[Element data from apps and pages]
• • • •

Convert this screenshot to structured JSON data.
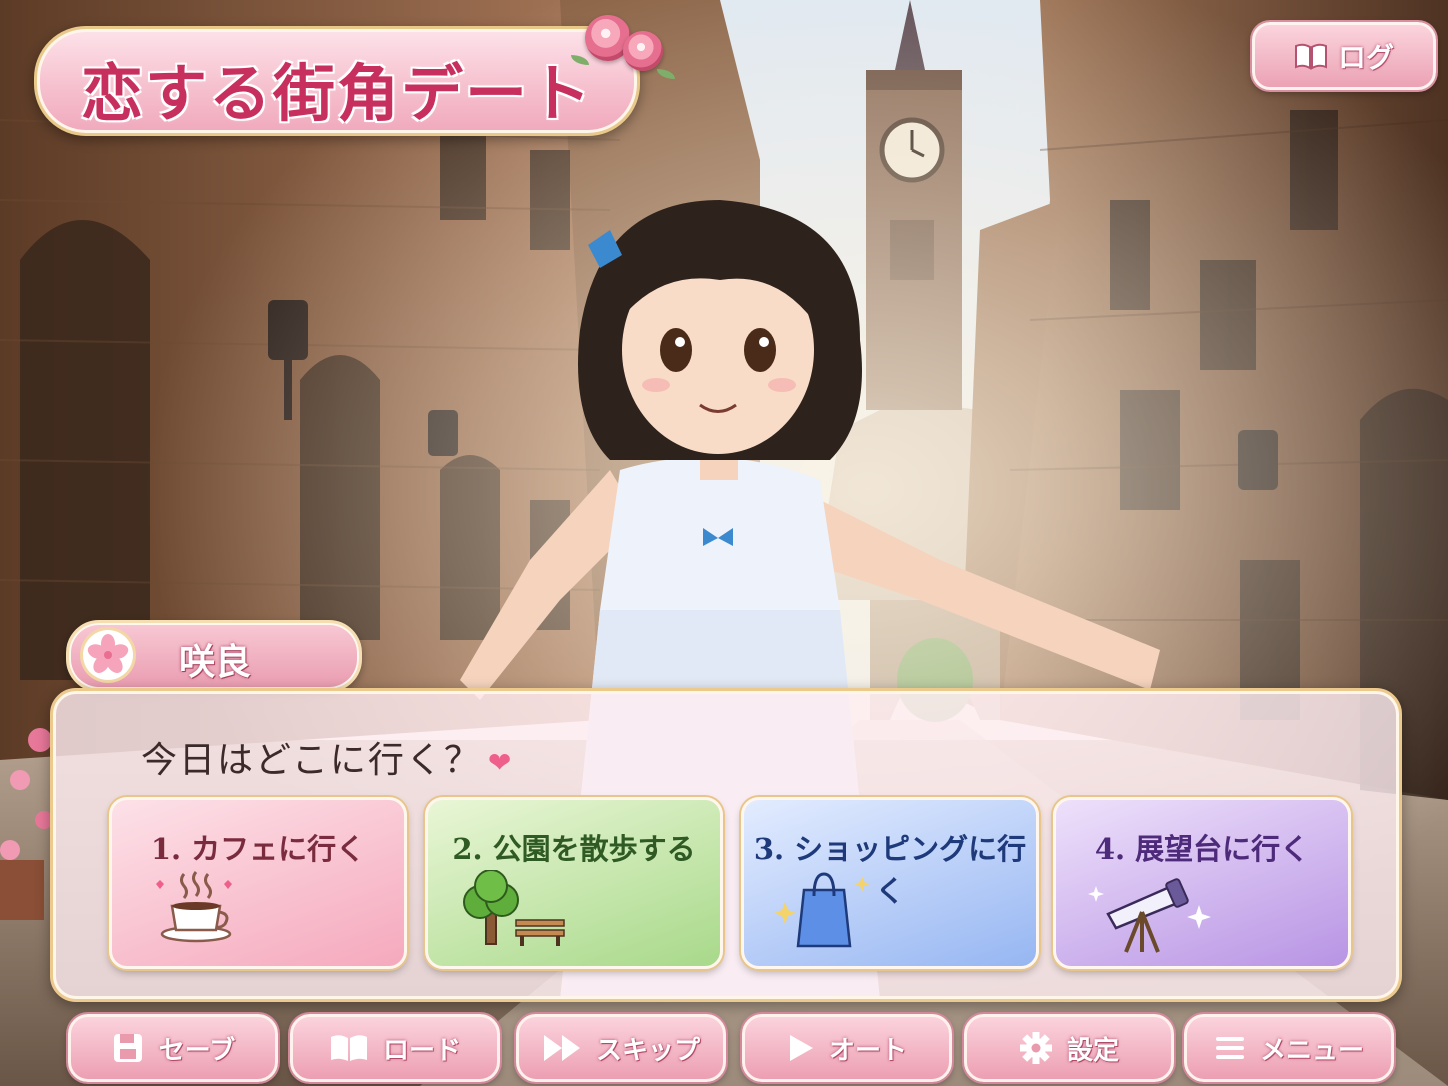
{
  "game": {
    "title": "恋する街角デート"
  },
  "header": {
    "log_label": "ログ"
  },
  "dialog": {
    "speaker": "咲良",
    "line": "今日はどこに行く？",
    "heart_icon": "heart-icon"
  },
  "choices": [
    {
      "label": "1. カフェに行く",
      "icon": "coffee-cup-icon",
      "color": "#f5a9bd"
    },
    {
      "label": "2. 公園を散歩する",
      "icon": "tree-bench-icon",
      "color": "#a8d98a"
    },
    {
      "label": "3. ショッピングに行く",
      "icon": "shopping-bag-icon",
      "color": "#96b6f2"
    },
    {
      "label": "4. 展望台に行く",
      "icon": "telescope-icon",
      "color": "#b894e4"
    }
  ],
  "menu": {
    "save": "セーブ",
    "load": "ロード",
    "skip": "スキップ",
    "auto": "オート",
    "settings": "設定",
    "menu": "メニュー"
  },
  "colors": {
    "accent_pink": "#ec9fb2",
    "title_pink": "#c7305e",
    "gold_trim": "#ecc98d"
  }
}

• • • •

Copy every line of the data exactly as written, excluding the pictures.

Convert this screenshot to structured JSON data.
{
  "game": {
    "title": "恋する街角デート"
  },
  "header": {
    "log_label": "ログ"
  },
  "dialog": {
    "speaker": "咲良",
    "line": "今日はどこに行く？",
    "heart_icon": "heart-icon"
  },
  "choices": [
    {
      "label": "1. カフェに行く",
      "icon": "coffee-cup-icon",
      "color": "#f5a9bd"
    },
    {
      "label": "2. 公園を散歩する",
      "icon": "tree-bench-icon",
      "color": "#a8d98a"
    },
    {
      "label": "3. ショッピングに行く",
      "icon": "shopping-bag-icon",
      "color": "#96b6f2"
    },
    {
      "label": "4. 展望台に行く",
      "icon": "telescope-icon",
      "color": "#b894e4"
    }
  ],
  "menu": {
    "save": "セーブ",
    "load": "ロード",
    "skip": "スキップ",
    "auto": "オート",
    "settings": "設定",
    "menu": "メニュー"
  },
  "colors": {
    "accent_pink": "#ec9fb2",
    "title_pink": "#c7305e",
    "gold_trim": "#ecc98d"
  }
}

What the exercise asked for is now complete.